Atkins, Michelle Elizabeth
Although there is ample evidence regarding the effectiveness of the response to intervention (RTI) model for assessing reading disabilities, the utility of the RTI model in assessing other academic domains has remained relatively unexplored. The purpose of this study was to investigate an RTI model in mathematics wherein an effective general education intervention was implemented with students in the second grade. Participants in this study were 5 teachers and 71 general education students from an elementary school in a Southwest rural community. The first phase of this study involved a class-wide intervention utilizing goal-setting and reinforced practice and was implemented over 24 sessions. Slopes were calculated for each student using least squares regression to determine learning trajectories. These slopes were then used to establish proficiency groups (High Rate Responders, Average Rate Responders, and Low Rate Responders) based on the students' response to intervention. Each response group had remarkably different learning trajectories. Low Rate Responders (n = 4) were included in the second phase of the study. Phase two entailed using the same intervention at increasing intensity levels to improve the response (i.e. slope) of students who responded poorly to the initial intervention phase. The students' response to increasing intervention intensity was evaluated within a multiple baseline design across subjects.
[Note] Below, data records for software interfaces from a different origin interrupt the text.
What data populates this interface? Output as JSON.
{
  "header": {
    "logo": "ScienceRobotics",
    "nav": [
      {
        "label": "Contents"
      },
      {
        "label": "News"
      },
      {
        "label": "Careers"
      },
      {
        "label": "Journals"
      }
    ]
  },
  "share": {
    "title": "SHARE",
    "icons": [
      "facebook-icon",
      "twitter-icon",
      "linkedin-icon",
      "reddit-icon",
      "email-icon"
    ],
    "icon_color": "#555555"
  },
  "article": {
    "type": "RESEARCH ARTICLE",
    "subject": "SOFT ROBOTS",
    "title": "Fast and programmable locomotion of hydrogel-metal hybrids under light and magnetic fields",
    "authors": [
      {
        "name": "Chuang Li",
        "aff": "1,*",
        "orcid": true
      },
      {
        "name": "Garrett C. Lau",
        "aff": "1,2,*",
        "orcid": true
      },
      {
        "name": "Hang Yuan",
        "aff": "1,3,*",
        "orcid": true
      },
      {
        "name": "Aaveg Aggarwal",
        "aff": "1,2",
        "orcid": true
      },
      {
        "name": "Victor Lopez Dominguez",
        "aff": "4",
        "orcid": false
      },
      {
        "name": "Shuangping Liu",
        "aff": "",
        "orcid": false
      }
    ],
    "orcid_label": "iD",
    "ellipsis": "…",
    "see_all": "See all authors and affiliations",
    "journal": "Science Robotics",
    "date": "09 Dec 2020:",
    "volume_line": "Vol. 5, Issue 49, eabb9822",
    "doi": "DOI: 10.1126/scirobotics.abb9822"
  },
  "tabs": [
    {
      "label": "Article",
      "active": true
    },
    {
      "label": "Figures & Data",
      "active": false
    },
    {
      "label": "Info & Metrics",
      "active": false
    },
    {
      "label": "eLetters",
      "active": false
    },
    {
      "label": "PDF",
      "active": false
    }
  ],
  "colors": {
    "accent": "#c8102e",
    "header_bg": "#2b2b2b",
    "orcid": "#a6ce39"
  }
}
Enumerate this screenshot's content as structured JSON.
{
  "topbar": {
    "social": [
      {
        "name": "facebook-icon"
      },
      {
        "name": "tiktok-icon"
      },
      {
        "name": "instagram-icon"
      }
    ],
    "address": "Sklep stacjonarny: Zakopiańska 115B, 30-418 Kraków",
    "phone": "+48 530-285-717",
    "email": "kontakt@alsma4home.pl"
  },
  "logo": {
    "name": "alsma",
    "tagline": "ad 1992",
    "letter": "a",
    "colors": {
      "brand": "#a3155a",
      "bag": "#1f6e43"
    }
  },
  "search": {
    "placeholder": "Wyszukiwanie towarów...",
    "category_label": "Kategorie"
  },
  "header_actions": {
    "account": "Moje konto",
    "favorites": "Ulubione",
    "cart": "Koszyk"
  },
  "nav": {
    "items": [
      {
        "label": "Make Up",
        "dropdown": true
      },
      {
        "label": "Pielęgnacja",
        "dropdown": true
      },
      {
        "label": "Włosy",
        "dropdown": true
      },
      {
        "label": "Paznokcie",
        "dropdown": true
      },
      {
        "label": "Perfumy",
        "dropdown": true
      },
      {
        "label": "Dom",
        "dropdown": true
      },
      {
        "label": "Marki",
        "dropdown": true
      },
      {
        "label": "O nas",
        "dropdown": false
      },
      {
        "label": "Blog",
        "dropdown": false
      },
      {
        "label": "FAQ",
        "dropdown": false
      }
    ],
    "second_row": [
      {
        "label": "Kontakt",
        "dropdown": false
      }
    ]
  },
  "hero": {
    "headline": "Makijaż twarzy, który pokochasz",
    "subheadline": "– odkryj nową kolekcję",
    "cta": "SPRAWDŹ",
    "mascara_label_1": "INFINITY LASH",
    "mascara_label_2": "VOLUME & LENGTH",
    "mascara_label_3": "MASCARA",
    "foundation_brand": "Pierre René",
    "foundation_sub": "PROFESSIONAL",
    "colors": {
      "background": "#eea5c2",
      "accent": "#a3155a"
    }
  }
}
Results of this study indicate that the application of an intervention hierarchy design involving increased intervention frequency reduced the difference between the slope of average rate learners and low rate learners.